Farner is heading the recruitment process for Vanderbilt’s Beta chapter, which he said will feature more individual meetings and interviews than large events. Students interested in rushing Beta are required to fill out an application, which Farner said he and other Beta national staff will use to assess their alignment with Beta’s ideology.
According to Vanderbilt’s Beta chapter’s Instagram, Shissias is one of Beta’s first five founding fathers.
Farner said Vanderbilt’s Beta chapter has been particularly drawing interest from those who began their time at Vanderbilt during the pandemic, specifically transfer students and members of the Classes of 2024 and 2025. He claimed that this pattern is due to Beta’s commitment to building a healthy community of academic leaders and students who have “genuine care in their hearts.” According to Farner, this environment is partially established by the Beta house’s substance-free policy, which was enforced upon all Beta chapters by the national fraternity in August 2020.
“There are plenty of men at Vanderbilt seeking a fraternity that not only attracts students with broad life experiences but provides a safe and comfortable place that members are proud to call home,” Farner’s email reads.
According to Torrey and Farner, executive board members of the chapter will have the option to move into the Beta house in Spring 2022 if their current living situation allows.
Shissias stated that Beta’s Men of Principle Initiative drew him to join the fraternity, as well as the opportunity to “craft the identity” of the chapter as a founding father. He said Beta similarly has the potential to influence the future of Vanderbilt Greek Life as the campus’s newest chapter.
“You get to make it what you want it to be,” Shissias said.
Shissias also said he was inspired by junior Adam Levin’s positive experience as a recent founding father of Vanderbilt’s Tau chapter of Alpha Epsilon Pi (AEPi).

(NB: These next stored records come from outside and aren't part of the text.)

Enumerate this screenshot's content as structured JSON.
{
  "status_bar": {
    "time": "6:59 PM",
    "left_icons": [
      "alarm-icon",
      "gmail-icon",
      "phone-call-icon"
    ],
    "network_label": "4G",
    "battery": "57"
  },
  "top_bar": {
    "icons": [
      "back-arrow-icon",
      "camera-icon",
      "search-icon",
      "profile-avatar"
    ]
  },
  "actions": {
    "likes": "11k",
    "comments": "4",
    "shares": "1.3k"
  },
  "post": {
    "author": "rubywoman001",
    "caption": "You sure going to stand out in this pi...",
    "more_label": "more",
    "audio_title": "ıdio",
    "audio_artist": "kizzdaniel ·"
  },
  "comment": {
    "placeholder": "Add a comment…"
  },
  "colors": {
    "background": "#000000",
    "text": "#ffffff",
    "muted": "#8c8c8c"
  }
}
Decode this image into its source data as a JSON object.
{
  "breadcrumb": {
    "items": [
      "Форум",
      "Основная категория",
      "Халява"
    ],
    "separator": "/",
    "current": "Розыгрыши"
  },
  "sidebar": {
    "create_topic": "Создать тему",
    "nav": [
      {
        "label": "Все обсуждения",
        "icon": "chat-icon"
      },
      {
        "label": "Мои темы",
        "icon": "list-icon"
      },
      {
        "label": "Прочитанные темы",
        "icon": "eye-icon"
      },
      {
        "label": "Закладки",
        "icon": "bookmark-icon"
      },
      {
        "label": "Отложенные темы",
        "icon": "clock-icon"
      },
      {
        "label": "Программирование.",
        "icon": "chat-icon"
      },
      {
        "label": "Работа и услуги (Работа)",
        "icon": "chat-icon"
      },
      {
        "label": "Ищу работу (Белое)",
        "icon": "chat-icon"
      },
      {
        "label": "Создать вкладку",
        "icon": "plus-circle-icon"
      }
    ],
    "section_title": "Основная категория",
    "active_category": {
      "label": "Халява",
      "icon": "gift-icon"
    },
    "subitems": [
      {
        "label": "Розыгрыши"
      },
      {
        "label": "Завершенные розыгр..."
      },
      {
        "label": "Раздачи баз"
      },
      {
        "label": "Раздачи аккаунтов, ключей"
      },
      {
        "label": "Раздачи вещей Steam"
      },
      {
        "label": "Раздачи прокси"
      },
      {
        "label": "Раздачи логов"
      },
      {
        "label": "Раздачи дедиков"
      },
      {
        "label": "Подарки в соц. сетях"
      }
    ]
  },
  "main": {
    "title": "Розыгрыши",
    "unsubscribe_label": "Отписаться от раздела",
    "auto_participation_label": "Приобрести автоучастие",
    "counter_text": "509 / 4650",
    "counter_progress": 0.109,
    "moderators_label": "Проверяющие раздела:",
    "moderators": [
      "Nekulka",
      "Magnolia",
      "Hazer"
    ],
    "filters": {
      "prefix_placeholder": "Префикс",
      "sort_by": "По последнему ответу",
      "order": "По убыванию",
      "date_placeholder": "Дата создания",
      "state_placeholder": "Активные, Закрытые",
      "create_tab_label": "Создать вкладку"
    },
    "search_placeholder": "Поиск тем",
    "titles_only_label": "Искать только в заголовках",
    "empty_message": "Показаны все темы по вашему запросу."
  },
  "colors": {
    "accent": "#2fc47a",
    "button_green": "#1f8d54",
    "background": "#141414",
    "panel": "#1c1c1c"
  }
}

“My advice to anyone wanting to become a founding father at Beta or any other fraternity/Greek organization in the future is to take advantage of the moment [and] not just to find a community for yourself, but to create one for future students,” Levin said in a message to The Hustler. “My hope is that not just two newly re-established fraternities, but Greek Life as a whole, [will] work together to collectively build a more welcoming and diverse environment for all students on campus and create a model system for other schools nationwide to follow.”
Per Farner, Beta’s recruitment efforts will continue through the Spring 2022 semester in an effort to make the fraternity more accessible to interested students. According to Farner, a “sustainable” Fall 2021 pledge class size would be 20 or more students, who would all be inducted as founding fathers of Vanderbilt’s Beta chapter.
“Going into recruitment only focused on reaching a certain number can compromise the meticulous process of identifying men who are genuinely interested and invested in creating a different kind of fraternity,” Farner’s email reads.
As Beta does not have a national philanthropy, the chapter’s founding fathers will have the opportunity to choose their own cause, per the Vanderbilt OGL website. Farner said that discussions regarding potential philanthropies will be held with founding fathers following the Fall 2021 semester. Shissias echoed these sentiments, stating that conversations about philanthropy partnerships for the Vanderbilt chapter have yet to happen.
“I don’t think right now it’s a particularly large priority,” Shissias said.
Farner said that Beta’s lack of a national philanthropy allows brothers and chapters to become more in tune to the needs of their individual communities.
“Allowing undergraduate members to decide their philanthropy partners challenges them to learn more about issues going on around them and build more intentional relationships with each organization,” Farner said. “Every city and community may be affected by different issues and inequalities, and we want our members to invest in addressing them fully.”